Eastbrook ward Cllr Tony Ramsey said he would do “everything in his power” to have the marquee removed.

He said: “It’s right next to the Chase. It’s a totally inappropriate setting.

“It is on green belt land.

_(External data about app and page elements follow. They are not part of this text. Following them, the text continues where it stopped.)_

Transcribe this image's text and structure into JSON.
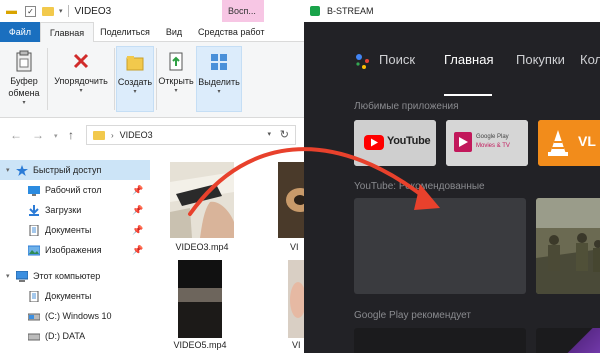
{
  "explorer": {
    "window_title": "VIDEO3",
    "context_tab": "Восп...",
    "tabs": [
      "Файл",
      "Главная",
      "Поделиться",
      "Вид",
      "Средства работ"
    ],
    "ribbon": {
      "clipboard": "Буфер обмена",
      "organize": "Упорядочить",
      "create": "Создать",
      "open": "Открыть",
      "select": "Выделить"
    },
    "address": {
      "folder": "VIDEO3"
    },
    "sidebar": [
      {
        "label": "Быстрый доступ",
        "icon": "star-icon",
        "selected": true
      },
      {
        "label": "Рабочий стол",
        "icon": "desktop-icon",
        "pinned": true
      },
      {
        "label": "Загрузки",
        "icon": "download-icon",
        "pinned": true
      },
      {
        "label": "Документы",
        "icon": "documents-icon",
        "pinned": true
      },
      {
        "label": "Изображения",
        "icon": "pictures-icon",
        "pinned": true
      },
      {
        "label": "Этот компьютер",
        "icon": "computer-icon"
      },
      {
        "label": "Документы",
        "icon": "documents-icon"
      },
      {
        "label": "(C:) Windows 10",
        "icon": "drive-icon"
      },
      {
        "label": "(D:) DATA",
        "icon": "drive-icon"
      }
    ],
    "files": [
      "VIDEO3.mp4",
      "VI",
      "VIDEO5.mp4",
      "VI"
    ]
  },
  "stream": {
    "window_title": "B-STREAM",
    "nav": [
      "Поиск",
      "Главная",
      "Покупки",
      "Кол"
    ],
    "sections": {
      "apps": "Любимые приложения",
      "youtube": "YouTube: Рекомендованные",
      "play": "Google Play рекомендует"
    },
    "apps": {
      "youtube": "YouTube",
      "play_line1": "Google Play",
      "play_line2": "Movies & TV",
      "vlc": "VL"
    }
  },
  "colors": {
    "file_tab": "#1a6fbf",
    "stream_bg": "#222226",
    "arrow": "#e8412c",
    "youtube_red": "#ff0000",
    "vlc_orange": "#f28c1b"
  }
}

It doesn’t have planning permission.”

Caterers plan to host weddings for up to 450 people from spring next year.

A spokesman for the firm said: “It will bring people to the area to enjoy the nature.

“We are going to have an enhanced area by putting in more trees and plants.

“If the structure needs to be removed the whole thing can be removed with no damage to the site, there is no concrete involved.”

Barking and Dagenham Council said the presumption was to go against green belt developments but the family of caterers say the marquee is “semi-permanent” and could be taken down within two weeks.

The council expects to make a decision within 12 weeks.

A spokesman said: “We will consider this application in line with the council’s planning policies, the GLA’s planning policies and national planning policies.

“All of these planning policies in relation to green belt land include a presumption against any built development unless there are very exceptional circumstances.

“If permission were not to be granted, we would take steps to ensure that the building was removed.”